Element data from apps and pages
■ ■ ■ ■
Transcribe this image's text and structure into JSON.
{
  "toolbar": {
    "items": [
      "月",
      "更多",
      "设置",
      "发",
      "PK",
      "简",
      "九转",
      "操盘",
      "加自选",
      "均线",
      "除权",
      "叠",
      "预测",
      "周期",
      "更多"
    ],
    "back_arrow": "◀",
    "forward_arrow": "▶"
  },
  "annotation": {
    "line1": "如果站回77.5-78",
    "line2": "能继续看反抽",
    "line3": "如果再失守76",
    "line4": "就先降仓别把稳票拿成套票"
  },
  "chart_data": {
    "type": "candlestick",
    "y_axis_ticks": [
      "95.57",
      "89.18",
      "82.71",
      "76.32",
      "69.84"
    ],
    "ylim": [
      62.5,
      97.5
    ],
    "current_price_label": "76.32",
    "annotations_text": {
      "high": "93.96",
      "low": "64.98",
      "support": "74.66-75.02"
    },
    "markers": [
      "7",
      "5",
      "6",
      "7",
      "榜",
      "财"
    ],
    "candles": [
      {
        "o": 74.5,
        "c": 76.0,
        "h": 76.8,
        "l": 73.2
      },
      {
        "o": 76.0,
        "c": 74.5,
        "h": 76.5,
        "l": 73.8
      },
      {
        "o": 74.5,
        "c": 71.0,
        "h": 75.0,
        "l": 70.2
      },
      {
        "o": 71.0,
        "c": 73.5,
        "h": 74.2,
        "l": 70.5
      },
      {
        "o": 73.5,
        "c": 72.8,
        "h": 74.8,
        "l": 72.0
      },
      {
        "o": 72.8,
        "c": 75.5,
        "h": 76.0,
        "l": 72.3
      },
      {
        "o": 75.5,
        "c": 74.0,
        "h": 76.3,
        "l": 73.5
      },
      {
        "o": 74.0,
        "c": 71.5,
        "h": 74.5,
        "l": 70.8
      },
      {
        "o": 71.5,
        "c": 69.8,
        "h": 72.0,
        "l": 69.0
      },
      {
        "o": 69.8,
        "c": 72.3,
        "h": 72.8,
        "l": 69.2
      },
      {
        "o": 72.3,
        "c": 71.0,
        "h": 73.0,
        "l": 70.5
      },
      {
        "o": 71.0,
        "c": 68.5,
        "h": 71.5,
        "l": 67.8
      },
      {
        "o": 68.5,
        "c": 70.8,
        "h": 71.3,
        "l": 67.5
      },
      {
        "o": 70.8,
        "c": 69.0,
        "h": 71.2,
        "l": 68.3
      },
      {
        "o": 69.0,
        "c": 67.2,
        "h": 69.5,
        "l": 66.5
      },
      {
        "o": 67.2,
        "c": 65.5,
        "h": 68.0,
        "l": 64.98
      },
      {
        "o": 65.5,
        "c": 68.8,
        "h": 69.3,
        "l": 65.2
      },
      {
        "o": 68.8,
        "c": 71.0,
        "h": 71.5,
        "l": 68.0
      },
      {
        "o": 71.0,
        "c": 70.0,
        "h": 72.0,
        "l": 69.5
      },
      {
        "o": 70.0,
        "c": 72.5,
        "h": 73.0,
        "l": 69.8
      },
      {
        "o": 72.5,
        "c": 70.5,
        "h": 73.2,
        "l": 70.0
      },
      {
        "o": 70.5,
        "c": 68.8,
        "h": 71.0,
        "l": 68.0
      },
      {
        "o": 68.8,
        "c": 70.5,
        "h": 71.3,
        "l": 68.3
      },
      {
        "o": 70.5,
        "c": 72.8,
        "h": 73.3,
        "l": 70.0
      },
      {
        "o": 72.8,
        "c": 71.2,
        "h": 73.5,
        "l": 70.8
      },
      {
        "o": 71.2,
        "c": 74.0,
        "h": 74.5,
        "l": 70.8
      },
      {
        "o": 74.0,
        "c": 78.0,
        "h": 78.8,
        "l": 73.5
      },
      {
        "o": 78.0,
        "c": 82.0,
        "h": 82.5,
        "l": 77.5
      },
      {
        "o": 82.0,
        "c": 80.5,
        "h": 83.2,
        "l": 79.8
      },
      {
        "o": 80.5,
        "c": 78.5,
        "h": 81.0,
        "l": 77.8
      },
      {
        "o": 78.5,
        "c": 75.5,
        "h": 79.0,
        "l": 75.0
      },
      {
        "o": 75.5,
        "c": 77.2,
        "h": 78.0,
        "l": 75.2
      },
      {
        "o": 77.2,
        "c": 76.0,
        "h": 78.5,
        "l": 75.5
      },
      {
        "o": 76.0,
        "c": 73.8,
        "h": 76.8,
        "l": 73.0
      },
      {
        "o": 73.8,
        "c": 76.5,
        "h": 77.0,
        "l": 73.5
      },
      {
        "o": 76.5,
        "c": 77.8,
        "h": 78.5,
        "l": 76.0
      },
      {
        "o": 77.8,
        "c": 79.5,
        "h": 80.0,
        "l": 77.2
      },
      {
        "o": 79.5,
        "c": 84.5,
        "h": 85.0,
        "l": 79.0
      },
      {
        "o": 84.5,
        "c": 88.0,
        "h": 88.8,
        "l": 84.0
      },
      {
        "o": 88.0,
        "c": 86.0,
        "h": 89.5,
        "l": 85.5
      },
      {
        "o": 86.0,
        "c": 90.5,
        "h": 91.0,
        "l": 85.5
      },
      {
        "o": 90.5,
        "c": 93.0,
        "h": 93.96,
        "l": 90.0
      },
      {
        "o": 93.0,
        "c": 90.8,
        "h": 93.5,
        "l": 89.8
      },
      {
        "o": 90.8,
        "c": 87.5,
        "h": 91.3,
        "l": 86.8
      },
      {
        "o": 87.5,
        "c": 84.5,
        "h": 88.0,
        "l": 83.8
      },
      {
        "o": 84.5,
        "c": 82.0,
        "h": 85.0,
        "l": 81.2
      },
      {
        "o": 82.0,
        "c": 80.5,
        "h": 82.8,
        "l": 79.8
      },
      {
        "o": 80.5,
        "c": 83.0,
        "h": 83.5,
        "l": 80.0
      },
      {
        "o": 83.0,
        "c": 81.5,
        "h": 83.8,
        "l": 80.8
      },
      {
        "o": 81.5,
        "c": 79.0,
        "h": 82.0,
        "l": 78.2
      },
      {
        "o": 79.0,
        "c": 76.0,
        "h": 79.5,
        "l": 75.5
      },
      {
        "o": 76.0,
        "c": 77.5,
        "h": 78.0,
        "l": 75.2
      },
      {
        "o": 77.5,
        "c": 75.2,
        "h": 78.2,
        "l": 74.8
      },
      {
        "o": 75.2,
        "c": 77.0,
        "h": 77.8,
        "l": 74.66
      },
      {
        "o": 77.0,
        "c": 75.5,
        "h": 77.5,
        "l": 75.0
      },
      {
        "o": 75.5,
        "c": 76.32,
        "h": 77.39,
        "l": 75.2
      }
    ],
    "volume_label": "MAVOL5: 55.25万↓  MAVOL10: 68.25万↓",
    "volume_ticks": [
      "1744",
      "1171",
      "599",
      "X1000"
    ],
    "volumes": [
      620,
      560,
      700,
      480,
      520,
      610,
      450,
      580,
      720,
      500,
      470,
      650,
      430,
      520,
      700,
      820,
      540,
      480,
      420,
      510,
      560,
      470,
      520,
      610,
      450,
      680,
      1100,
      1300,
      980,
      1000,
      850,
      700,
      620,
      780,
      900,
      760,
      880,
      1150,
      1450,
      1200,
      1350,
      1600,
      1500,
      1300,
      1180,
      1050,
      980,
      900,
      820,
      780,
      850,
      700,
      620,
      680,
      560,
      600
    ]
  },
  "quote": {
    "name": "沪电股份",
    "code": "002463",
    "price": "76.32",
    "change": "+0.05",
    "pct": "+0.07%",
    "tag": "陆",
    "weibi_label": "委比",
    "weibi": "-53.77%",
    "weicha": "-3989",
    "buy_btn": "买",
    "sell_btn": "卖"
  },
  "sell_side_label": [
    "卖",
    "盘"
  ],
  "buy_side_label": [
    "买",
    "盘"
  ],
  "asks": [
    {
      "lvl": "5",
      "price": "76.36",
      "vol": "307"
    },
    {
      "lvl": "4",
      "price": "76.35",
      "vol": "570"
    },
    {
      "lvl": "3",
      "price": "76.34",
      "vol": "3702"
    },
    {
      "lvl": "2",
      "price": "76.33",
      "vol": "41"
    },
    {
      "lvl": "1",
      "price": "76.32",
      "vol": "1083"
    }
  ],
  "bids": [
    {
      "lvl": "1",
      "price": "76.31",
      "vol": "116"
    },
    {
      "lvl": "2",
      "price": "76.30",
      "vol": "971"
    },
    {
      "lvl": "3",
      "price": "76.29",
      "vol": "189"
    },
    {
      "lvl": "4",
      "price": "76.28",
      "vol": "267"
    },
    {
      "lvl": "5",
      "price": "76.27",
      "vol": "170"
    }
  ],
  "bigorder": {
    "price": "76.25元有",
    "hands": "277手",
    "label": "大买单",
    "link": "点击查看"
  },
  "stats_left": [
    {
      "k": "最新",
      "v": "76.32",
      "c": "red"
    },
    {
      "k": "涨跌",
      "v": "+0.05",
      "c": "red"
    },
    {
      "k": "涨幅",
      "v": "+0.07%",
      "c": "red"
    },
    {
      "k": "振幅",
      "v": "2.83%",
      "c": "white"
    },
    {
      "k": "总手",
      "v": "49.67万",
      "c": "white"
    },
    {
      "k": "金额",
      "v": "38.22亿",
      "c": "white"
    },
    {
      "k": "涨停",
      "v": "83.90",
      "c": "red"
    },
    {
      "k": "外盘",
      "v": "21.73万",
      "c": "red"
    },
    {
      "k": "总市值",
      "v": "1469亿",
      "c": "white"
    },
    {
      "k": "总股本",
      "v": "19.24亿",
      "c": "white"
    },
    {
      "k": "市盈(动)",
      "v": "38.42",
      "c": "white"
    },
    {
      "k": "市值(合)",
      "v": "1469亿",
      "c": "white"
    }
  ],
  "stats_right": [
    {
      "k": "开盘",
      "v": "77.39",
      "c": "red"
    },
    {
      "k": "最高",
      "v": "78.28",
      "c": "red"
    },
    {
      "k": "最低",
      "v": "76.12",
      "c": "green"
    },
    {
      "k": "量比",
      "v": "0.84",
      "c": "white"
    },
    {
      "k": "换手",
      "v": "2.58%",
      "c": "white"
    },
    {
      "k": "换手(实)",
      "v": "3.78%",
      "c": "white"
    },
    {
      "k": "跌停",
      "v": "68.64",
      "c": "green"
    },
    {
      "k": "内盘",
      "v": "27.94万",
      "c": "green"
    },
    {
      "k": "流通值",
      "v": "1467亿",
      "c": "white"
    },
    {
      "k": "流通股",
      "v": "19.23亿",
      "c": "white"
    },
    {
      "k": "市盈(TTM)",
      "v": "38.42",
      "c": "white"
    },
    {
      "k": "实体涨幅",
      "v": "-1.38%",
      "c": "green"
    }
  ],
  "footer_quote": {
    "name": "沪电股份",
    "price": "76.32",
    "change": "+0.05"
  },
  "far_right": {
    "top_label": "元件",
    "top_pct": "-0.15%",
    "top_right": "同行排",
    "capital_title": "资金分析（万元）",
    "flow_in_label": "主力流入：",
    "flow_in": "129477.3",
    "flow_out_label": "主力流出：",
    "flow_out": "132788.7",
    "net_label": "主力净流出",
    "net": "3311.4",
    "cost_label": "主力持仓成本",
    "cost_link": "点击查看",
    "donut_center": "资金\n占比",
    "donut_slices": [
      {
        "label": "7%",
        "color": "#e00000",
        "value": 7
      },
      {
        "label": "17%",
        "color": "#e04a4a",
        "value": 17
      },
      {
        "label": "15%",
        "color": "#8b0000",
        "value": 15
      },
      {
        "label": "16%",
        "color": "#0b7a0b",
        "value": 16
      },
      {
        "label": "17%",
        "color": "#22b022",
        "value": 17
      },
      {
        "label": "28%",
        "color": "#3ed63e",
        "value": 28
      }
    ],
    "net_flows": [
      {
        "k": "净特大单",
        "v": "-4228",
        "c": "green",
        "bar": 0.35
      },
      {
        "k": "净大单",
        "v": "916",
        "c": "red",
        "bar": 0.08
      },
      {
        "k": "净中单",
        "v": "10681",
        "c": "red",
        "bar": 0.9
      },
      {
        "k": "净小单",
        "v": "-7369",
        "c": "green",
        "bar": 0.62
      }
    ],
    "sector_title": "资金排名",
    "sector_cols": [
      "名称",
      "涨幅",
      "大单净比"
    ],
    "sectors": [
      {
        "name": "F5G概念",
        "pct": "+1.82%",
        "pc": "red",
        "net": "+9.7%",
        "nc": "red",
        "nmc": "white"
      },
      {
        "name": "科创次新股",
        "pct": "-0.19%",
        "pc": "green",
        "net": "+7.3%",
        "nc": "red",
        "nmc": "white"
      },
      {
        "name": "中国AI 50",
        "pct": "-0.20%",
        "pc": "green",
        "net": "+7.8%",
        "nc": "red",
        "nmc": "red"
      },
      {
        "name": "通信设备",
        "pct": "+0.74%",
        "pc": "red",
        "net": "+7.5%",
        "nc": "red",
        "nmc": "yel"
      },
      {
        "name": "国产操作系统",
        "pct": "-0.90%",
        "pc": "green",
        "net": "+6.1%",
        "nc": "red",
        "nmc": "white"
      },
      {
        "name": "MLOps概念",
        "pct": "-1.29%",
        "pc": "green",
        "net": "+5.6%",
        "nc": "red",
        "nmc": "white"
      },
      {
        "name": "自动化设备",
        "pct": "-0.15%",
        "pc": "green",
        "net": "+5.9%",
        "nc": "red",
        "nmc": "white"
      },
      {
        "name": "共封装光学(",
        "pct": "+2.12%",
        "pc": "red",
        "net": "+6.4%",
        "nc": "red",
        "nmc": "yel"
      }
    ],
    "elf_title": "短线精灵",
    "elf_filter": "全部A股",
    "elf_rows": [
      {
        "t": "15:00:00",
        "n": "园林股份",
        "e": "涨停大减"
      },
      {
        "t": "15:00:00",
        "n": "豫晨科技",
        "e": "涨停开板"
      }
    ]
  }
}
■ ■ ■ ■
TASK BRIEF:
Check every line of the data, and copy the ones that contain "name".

WRITTEN ANSWER:
    "name": "沪电股份",
    "name": "沪电股份",
        "name": "F5G概念",
        "name": "科创次新股",
        "name": "中国AI 50",
        "name": "通信设备",
        "name": "国产操作系统",
        "name": "MLOps概念",
        "name": "自动化设备",
        "name": "共封装光学(",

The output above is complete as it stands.